Boxing for children thrown out of the ring

By • Published: April 2nd, 2012
Category: Health in a Heartbeat

Pediatricians want parents to throw in the towel on boxing for children.

The American Academy of Pediatrics and the Canadian Pediatric Society recently came out with a new policy statement opposing the youth sport, which can result in serious brain and eye injuries.

More than 18,000 children and adolescents are involved in boxing. Experts say boxing can be good exercise and can build confidence and discipline. But it also puts children at high risk for head, face and neck injuries. Some of these injuries can lead to chronic neurologic conditions and even death.

After all, the goal of boxing is to make intentional blows to the head.
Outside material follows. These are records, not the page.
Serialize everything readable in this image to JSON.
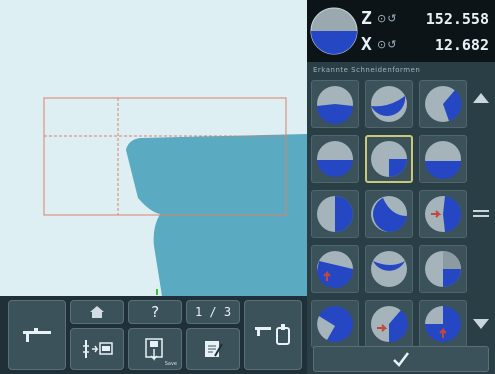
{
  "readout": {
    "z_axis": {
      "letter": "Z",
      "subscript": "⊙↺",
      "value": "152.558"
    },
    "x_axis": {
      "letter": "X",
      "subscript": "⊙↺",
      "value": "12.682"
    }
  },
  "panel": {
    "caption": "Erkannte Schneidenformen",
    "shapes": [
      {
        "variant": "a"
      },
      {
        "variant": "b"
      },
      {
        "variant": "c"
      },
      {
        "variant": "d"
      },
      {
        "variant": "e",
        "selected": true
      },
      {
        "variant": "f"
      },
      {
        "variant": "g"
      },
      {
        "variant": "h"
      },
      {
        "variant": "i"
      },
      {
        "variant": "j"
      },
      {
        "variant": "k"
      },
      {
        "variant": "l"
      },
      {
        "variant": "m"
      },
      {
        "variant": "n"
      },
      {
        "variant": "o"
      }
    ],
    "scroll_up_icon": "triangle-up-icon",
    "scroll_grip_icon": "grip-icon",
    "scroll_down_icon": "triangle-down-icon",
    "confirm_icon": "checkmark-icon"
  },
  "toolbar": {
    "help_label": "?",
    "page_indicator": "1 / 3",
    "save_label": "Save",
    "icons": [
      "caliper-icon",
      "home-icon",
      "measure-transfer-icon",
      "save-icon",
      "edit-icon",
      "tool-measure-icon"
    ]
  },
  "colors": {
    "accent_blue": "#2547c4",
    "tool_fill": "#5aaac2",
    "frame_line": "#d9826b",
    "selection": "#c9c87a"
  }
}
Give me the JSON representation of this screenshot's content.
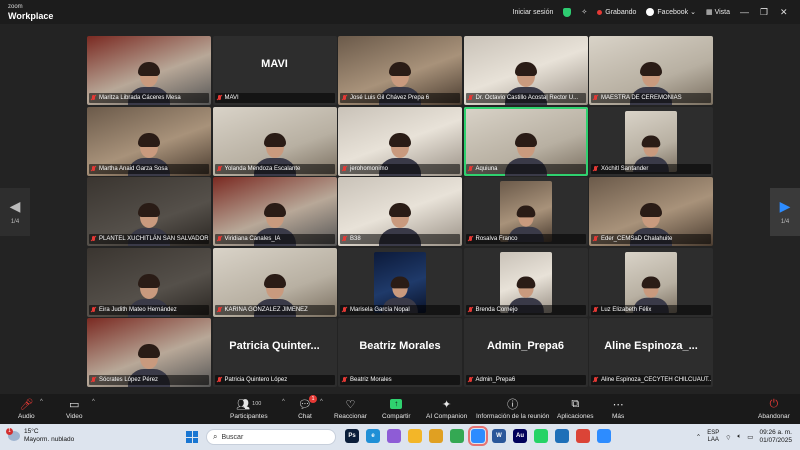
{
  "app": {
    "logo_line1": "zoom",
    "logo_line2": "Workplace"
  },
  "titlebar": {
    "signin": "Iniciar sesión",
    "recording": "Grabando",
    "facebook": "Facebook",
    "view": "Vista",
    "recording_color": "#e53935",
    "security_color": "#2ecc71"
  },
  "pager": {
    "left": "1/4",
    "right": "1/4"
  },
  "participants": [
    {
      "name": "Maritza Librada Cáceres Mesa",
      "kind": "video",
      "style": "v6"
    },
    {
      "name": "MAVI",
      "kind": "name",
      "big": "MAVI"
    },
    {
      "name": "José Luis Gil Chávez Prepa 6",
      "kind": "video",
      "style": "v3"
    },
    {
      "name": "Dr. Octavio Castillo Acosta| Rector U...",
      "kind": "video",
      "style": "v4"
    },
    {
      "name": "MAESTRA DE CEREMONIAS",
      "kind": "video",
      "style": "v2"
    },
    {
      "name": "Martha Anaid Garza Sosa",
      "kind": "video",
      "style": "v3"
    },
    {
      "name": "Yolanda Mendoza Escalante",
      "kind": "video",
      "style": "v2"
    },
    {
      "name": "jerohomonimo",
      "kind": "video",
      "style": "v4"
    },
    {
      "name": "Aquiuna",
      "kind": "video",
      "style": "v2",
      "active": true
    },
    {
      "name": "Xóchitl Santander",
      "kind": "small",
      "style": "v2"
    },
    {
      "name": "PLANTEL XUCHITLÁN SAN SALVADOR ...",
      "kind": "video",
      "style": "v5"
    },
    {
      "name": "Viridiana Canales_IA",
      "kind": "video",
      "style": "v6"
    },
    {
      "name": "B38",
      "kind": "video",
      "style": "v4"
    },
    {
      "name": "Rosalva Franco",
      "kind": "small",
      "style": "v3"
    },
    {
      "name": "Eder_CEMSaD Chalahuite",
      "kind": "video",
      "style": "v3"
    },
    {
      "name": "Eira Judith Mateo Hernández",
      "kind": "video",
      "style": "v5"
    },
    {
      "name": "KARINA GONZALEZ JIMENEZ",
      "kind": "video",
      "style": "v2"
    },
    {
      "name": "Marisela García Nopal",
      "kind": "small",
      "style": "v7"
    },
    {
      "name": "Brenda Cornejo",
      "kind": "small",
      "style": "v4"
    },
    {
      "name": "Luz Elizabeth Félix",
      "kind": "small",
      "style": "v2"
    },
    {
      "name": "Sócrates López Pérez",
      "kind": "video",
      "style": "v6"
    },
    {
      "name": "Patricia Quintero López",
      "kind": "name",
      "big": "Patricia  Quinter..."
    },
    {
      "name": "Beatriz Morales",
      "kind": "name",
      "big": "Beatriz Morales"
    },
    {
      "name": "Admin_Prepa6",
      "kind": "name",
      "big": "Admin_Prepa6"
    },
    {
      "name": "Aline Espinoza_CECYTEH CHILCUAUT...",
      "kind": "name",
      "big": "Aline  Espinoza_..."
    }
  ],
  "toolbar": {
    "audio": "Audio",
    "video": "Video",
    "participants": "Participantes",
    "participants_count": "100",
    "chat": "Chat",
    "chat_badge": "1",
    "react": "Reaccionar",
    "share": "Compartir",
    "ai": "AI Companion",
    "info": "Información de la reunión",
    "apps": "Aplicaciones",
    "more": "Más",
    "leave": "Abandonar"
  },
  "taskbar": {
    "weather_temp": "15°C",
    "weather_desc": "Mayorm. nublado",
    "weather_badge": "1",
    "search": "Buscar",
    "lang1": "ESP",
    "lang2": "LAA",
    "time": "09:26 a. m.",
    "date": "01/07/2025",
    "apps": [
      {
        "icon": "photoshop-icon",
        "label": "Ps",
        "color": "#0b1e3a"
      },
      {
        "icon": "edge-icon",
        "label": "e",
        "color": "#1f8fd6"
      },
      {
        "icon": "copilot-icon",
        "label": "",
        "color": "#8e5cd6"
      },
      {
        "icon": "folder-icon",
        "label": "",
        "color": "#f3b628"
      },
      {
        "icon": "chrome-icon",
        "label": "",
        "color": "#e0a022"
      },
      {
        "icon": "chrome2-icon",
        "label": "",
        "color": "#34a853"
      },
      {
        "icon": "zoom-taskbar-icon",
        "label": "",
        "color": "#2d8cff",
        "highlight": true
      },
      {
        "icon": "word-icon",
        "label": "W",
        "color": "#2b579a"
      },
      {
        "icon": "audition-icon",
        "label": "Au",
        "color": "#00005b"
      },
      {
        "icon": "whatsapp-icon",
        "label": "",
        "color": "#25d366"
      },
      {
        "icon": "teams-icon",
        "label": "",
        "color": "#1e6fb8"
      },
      {
        "icon": "chrome3-icon",
        "label": "",
        "color": "#db4437"
      },
      {
        "icon": "zoom2-icon",
        "label": "",
        "color": "#2d8cff"
      }
    ]
  }
}
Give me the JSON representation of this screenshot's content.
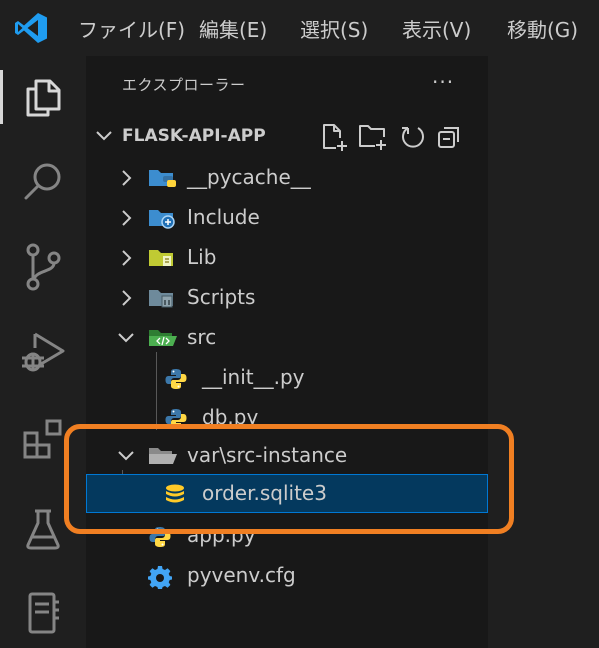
{
  "menu": {
    "items": [
      {
        "label": "ファイル(F)"
      },
      {
        "label": "編集(E)"
      },
      {
        "label": "選択(S)"
      },
      {
        "label": "表示(V)"
      },
      {
        "label": "移動(G)"
      }
    ]
  },
  "activity": {
    "items": [
      "explorer",
      "search",
      "source-control",
      "run-and-debug",
      "extensions",
      "testing",
      "notebook"
    ]
  },
  "explorer": {
    "title": "エクスプローラー",
    "more": "···",
    "project": "FLASK-API-APP",
    "tree": [
      {
        "name": "__pycache__",
        "type": "folder",
        "expanded": false
      },
      {
        "name": "Include",
        "type": "folder",
        "expanded": false
      },
      {
        "name": "Lib",
        "type": "folder",
        "expanded": false
      },
      {
        "name": "Scripts",
        "type": "folder",
        "expanded": false
      },
      {
        "name": "src",
        "type": "folder",
        "expanded": true
      },
      {
        "name": "__init__.py",
        "type": "python"
      },
      {
        "name": "db.py",
        "type": "python"
      },
      {
        "name": "var\\src-instance",
        "type": "folder",
        "expanded": true
      },
      {
        "name": "order.sqlite3",
        "type": "database",
        "selected": true
      },
      {
        "name": "app.py",
        "type": "python"
      },
      {
        "name": "pyvenv.cfg",
        "type": "config"
      }
    ]
  },
  "colors": {
    "accent": "#0078d4",
    "highlight": "#f07f22",
    "selection": "#04395e"
  }
}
That’s why the American and Canadian pediatric organizations recommend children participate in alternative sports. True, the overall risk of injury in amateur boxing is lower than in other collision sports such as football, ice hockey and soccer. But boxing is the only one of these sports that encourages and rewards direct blows to the head and face.

The American Academy of Pediatrics first came out against children’s boxing in 1997, but the group decided to update its statement because of additional evidence on the dangers of blows to the head.
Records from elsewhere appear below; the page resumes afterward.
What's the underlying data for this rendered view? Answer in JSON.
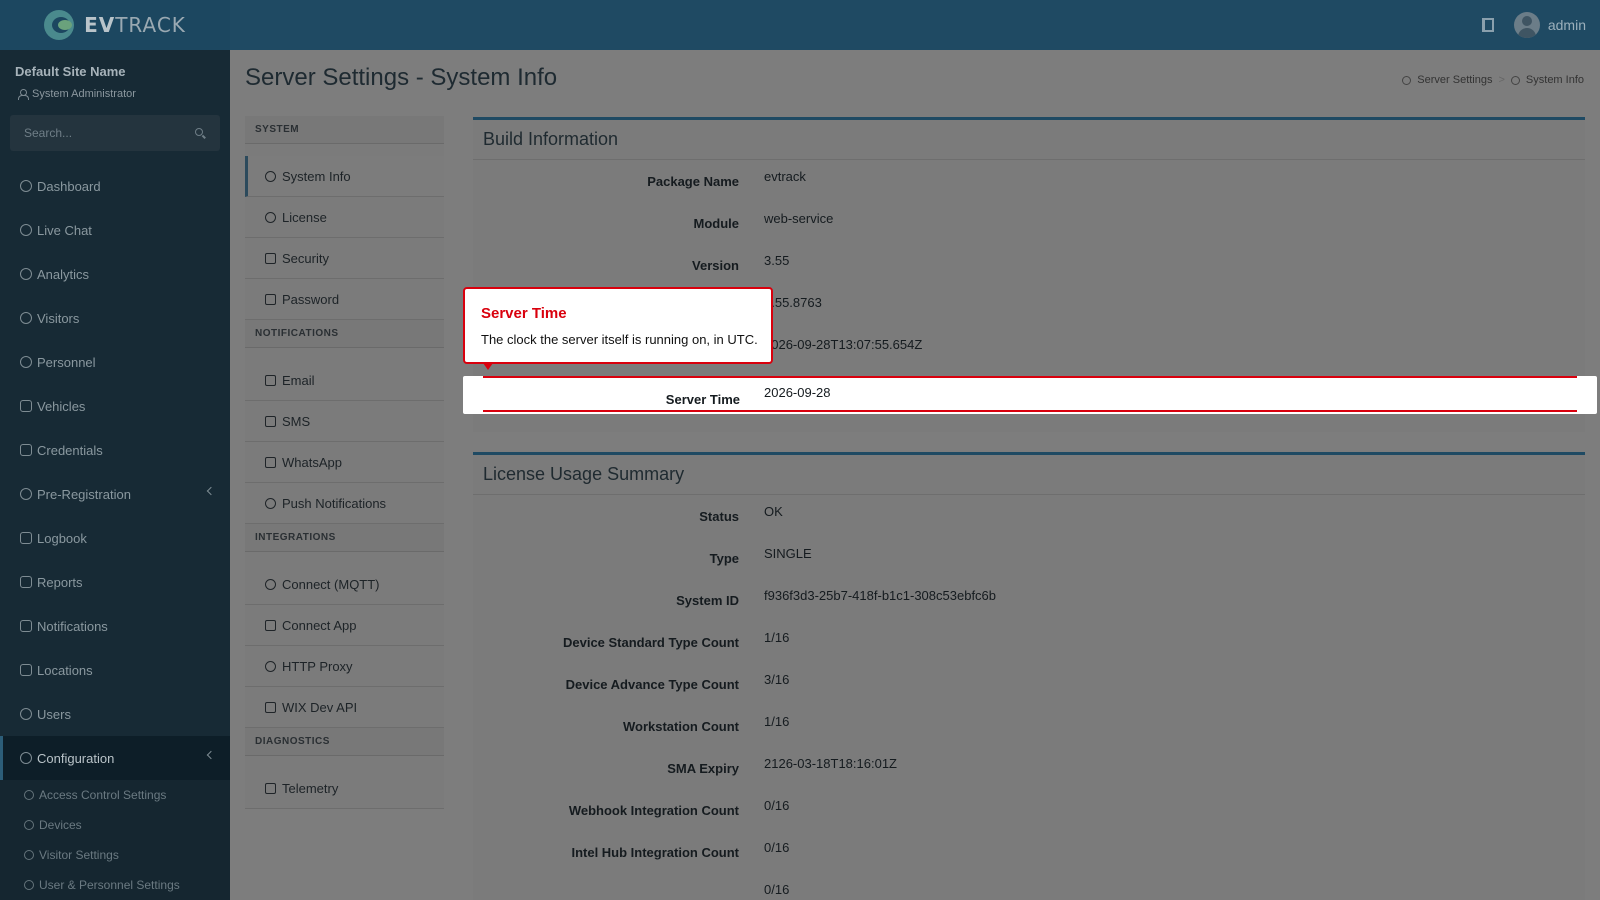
{
  "brand": {
    "prefix": "EV",
    "suffix": "TRACK"
  },
  "topbar": {
    "user_name": "admin"
  },
  "sidebar": {
    "site_name": "Default Site Name",
    "role": "System Administrator",
    "search_placeholder": "Search...",
    "items": [
      {
        "label": "Dashboard"
      },
      {
        "label": "Live Chat"
      },
      {
        "label": "Analytics"
      },
      {
        "label": "Visitors"
      },
      {
        "label": "Personnel"
      },
      {
        "label": "Vehicles"
      },
      {
        "label": "Credentials"
      },
      {
        "label": "Pre-Registration"
      },
      {
        "label": "Logbook"
      },
      {
        "label": "Reports"
      },
      {
        "label": "Notifications"
      },
      {
        "label": "Locations"
      },
      {
        "label": "Users"
      },
      {
        "label": "Configuration"
      }
    ],
    "sub_items": [
      {
        "label": "Access Control Settings"
      },
      {
        "label": "Devices"
      },
      {
        "label": "Visitor Settings"
      },
      {
        "label": "User & Personnel Settings"
      }
    ]
  },
  "page": {
    "title": "Server Settings - System Info",
    "breadcrumb": {
      "parent": "Server Settings",
      "separator": ">",
      "current": "System Info"
    }
  },
  "settings_menu": {
    "system_header": "SYSTEM",
    "system_items": [
      "System Info",
      "License",
      "Security",
      "Password"
    ],
    "notifications_header": "NOTIFICATIONS",
    "notifications_items": [
      "Email",
      "SMS",
      "WhatsApp",
      "Push Notifications"
    ],
    "integrations_header": "INTEGRATIONS",
    "integrations_items": [
      "Connect (MQTT)",
      "Connect App",
      "HTTP Proxy",
      "WIX Dev API"
    ],
    "diagnostics_header": "DIAGNOSTICS",
    "diagnostics_items": [
      "Telemetry"
    ]
  },
  "build_info": {
    "title": "Build Information",
    "rows": [
      {
        "key": "Package Name",
        "value": "evtrack"
      },
      {
        "key": "Module",
        "value": "web-service"
      },
      {
        "key": "Version",
        "value": "3.55"
      },
      {
        "key": "",
        "value": "3.55.8763"
      },
      {
        "key": "",
        "value": "2026-09-28T13:07:55.654Z"
      }
    ],
    "highlight_row": {
      "key": "Server Time",
      "value": "2026-09-28"
    }
  },
  "tooltip": {
    "title": "Server Time",
    "body": "The clock the server itself is running on, in UTC."
  },
  "license_summary": {
    "title": "License Usage Summary",
    "rows": [
      {
        "key": "Status",
        "value": "OK"
      },
      {
        "key": "Type",
        "value": "SINGLE"
      },
      {
        "key": "System ID",
        "value": "f936f3d3-25b7-418f-b1c1-308c53ebfc6b"
      },
      {
        "key": "Device Standard Type Count",
        "value": "1/16"
      },
      {
        "key": "Device Advance Type Count",
        "value": "3/16"
      },
      {
        "key": "Workstation Count",
        "value": "1/16"
      },
      {
        "key": "SMA Expiry",
        "value": "2126-03-18T18:16:01Z"
      },
      {
        "key": "Webhook Integration Count",
        "value": "0/16"
      },
      {
        "key": "Intel Hub Integration Count",
        "value": "0/16"
      },
      {
        "key": "",
        "value": "0/16"
      }
    ]
  },
  "colors": {
    "accent": "#1f4a63",
    "highlight": "#d9000d",
    "overlay_bg": "#7b7b7b"
  }
}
Concussions are the most common boxing injury. That’s troubling since there is evidence that a child’s brain is still developing and more vulnerable to injury. Recovery from a concussion also takes longer for children, when compared with adults.
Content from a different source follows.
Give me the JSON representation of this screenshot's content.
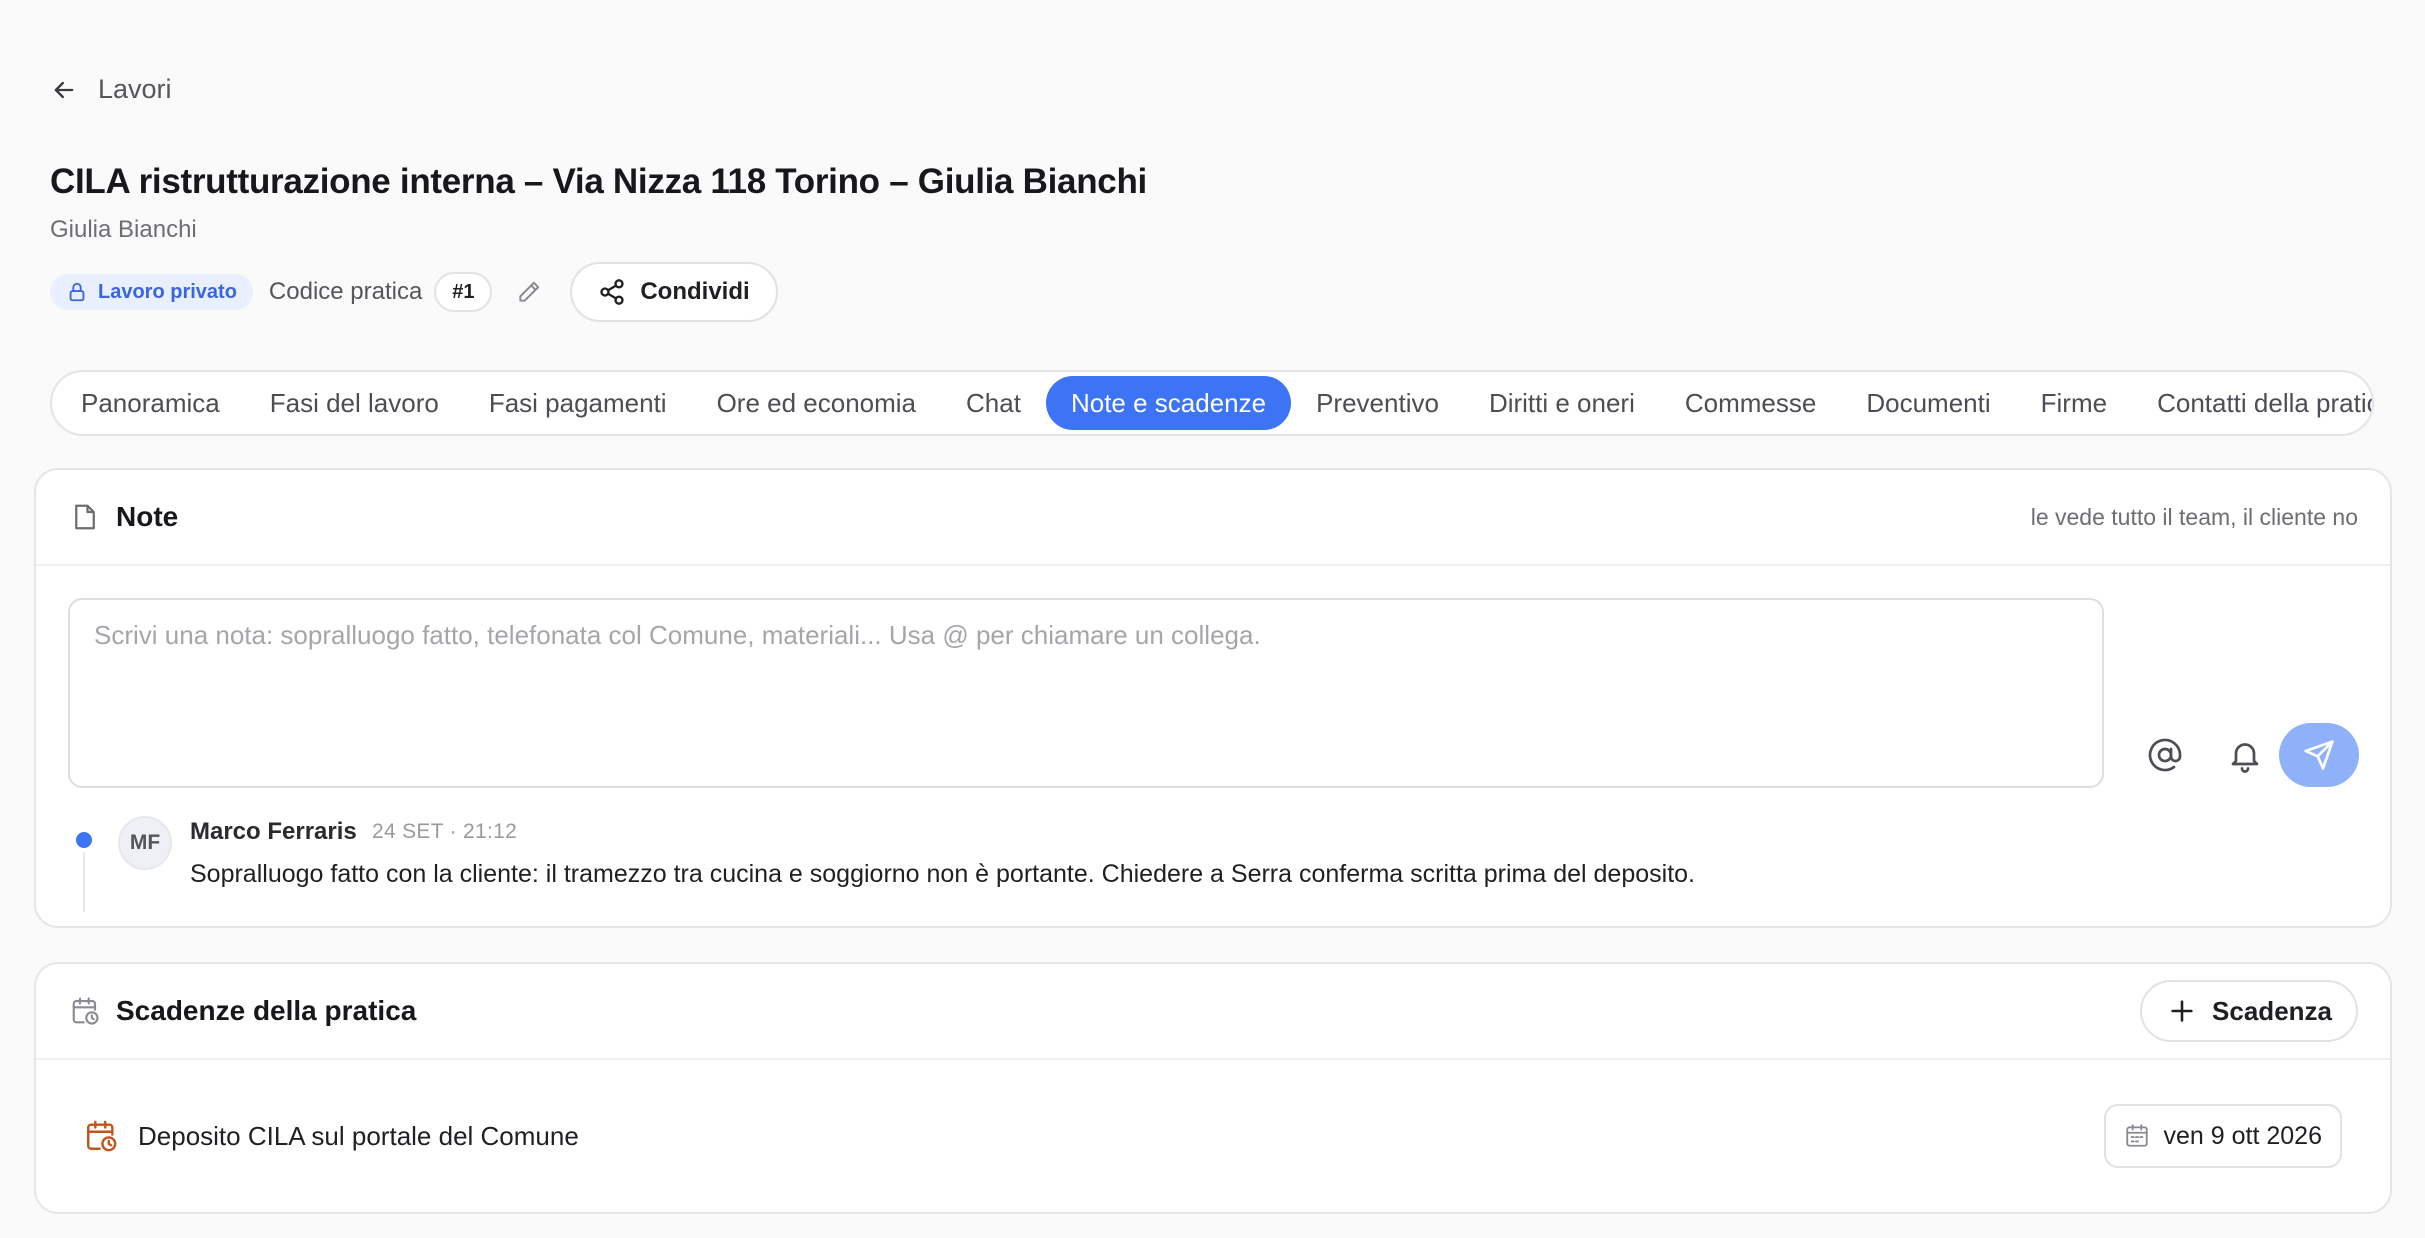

Studies also raise the concern that repeated head injuries from boxing may have long-lasting neurocognitive effects.

So, if your child has an interest in boxing, think twice before letting them enter the ring. Pound-for-pound, they may be better off picking another activity. Their brains will thank them, and you will rest a little easier.